From Longman Dictionary of Contemporary Englishmendmend1 /mend/ ●●○ verb  1 repair.jpg repair [transitive] a) REPAIRto repair a tear or hole in a piece of clothing My father used to mend our shoes. b) British EnglishREPAIR to repair something that is broken or not working syn fix When are you going to mend that light in the hall? Tim can mend any broken toy.see thesaurus at repair2 become healthy [intransitive] informalMIRECOVER/GET BETTER if a broken bone mends, it becomes whole again syn heal His leg isn’t mending as quickly as he’d expected.3 mend your ways4 mend (your) fences5 end a quarrel [transitive]DEAL WITH to end a quarrel or difficult situation by dealing with the problem that is causing it syn repair I’ve tried to mend matters between us, but she’s still very angry.→ See Verb table
Examples from the Corpus

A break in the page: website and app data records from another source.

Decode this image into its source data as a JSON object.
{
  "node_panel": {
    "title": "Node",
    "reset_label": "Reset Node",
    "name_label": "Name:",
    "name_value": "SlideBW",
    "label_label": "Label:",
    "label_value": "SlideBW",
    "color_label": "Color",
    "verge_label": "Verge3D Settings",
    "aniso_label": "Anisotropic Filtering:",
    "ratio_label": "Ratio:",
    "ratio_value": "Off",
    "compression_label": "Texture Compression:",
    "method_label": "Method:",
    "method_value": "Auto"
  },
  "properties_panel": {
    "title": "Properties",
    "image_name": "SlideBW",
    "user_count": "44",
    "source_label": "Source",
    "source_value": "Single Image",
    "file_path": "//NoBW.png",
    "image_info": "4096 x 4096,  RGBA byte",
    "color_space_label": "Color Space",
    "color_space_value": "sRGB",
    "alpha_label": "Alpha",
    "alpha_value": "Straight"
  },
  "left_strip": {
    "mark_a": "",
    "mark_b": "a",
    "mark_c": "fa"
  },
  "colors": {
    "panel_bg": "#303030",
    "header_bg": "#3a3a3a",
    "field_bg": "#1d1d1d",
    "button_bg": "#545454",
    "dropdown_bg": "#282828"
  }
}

mendI need to get my sleeve mended.Walters was off the team for a year while his ribs mended.It can cope with a cold, fight off a serious illness and with time, even mend a broken bone.Their clothes were mended as well as their bruises, their tempers and their hopes.Yes, she agreed with Louise, quarrels could be mended by talking.It used to stick and Emyr has mended it, but Hywel still kicks it.I had so little to do I spent all my time fussing over my hair and mending my clothes.They travelled in open formation, picking their way around obstacles and frequently having to stop to mend punctures.A pin was inserted to mend the fracture in his foot.I called a service engineer in to mend the lift.The children are taught to mend their own clothes.I can afford new ones, but find myself spending a couple of quiet hours mending them.Mending this problem will take more than money.Moses Mossop was regularly at work making and mending wooden barrels.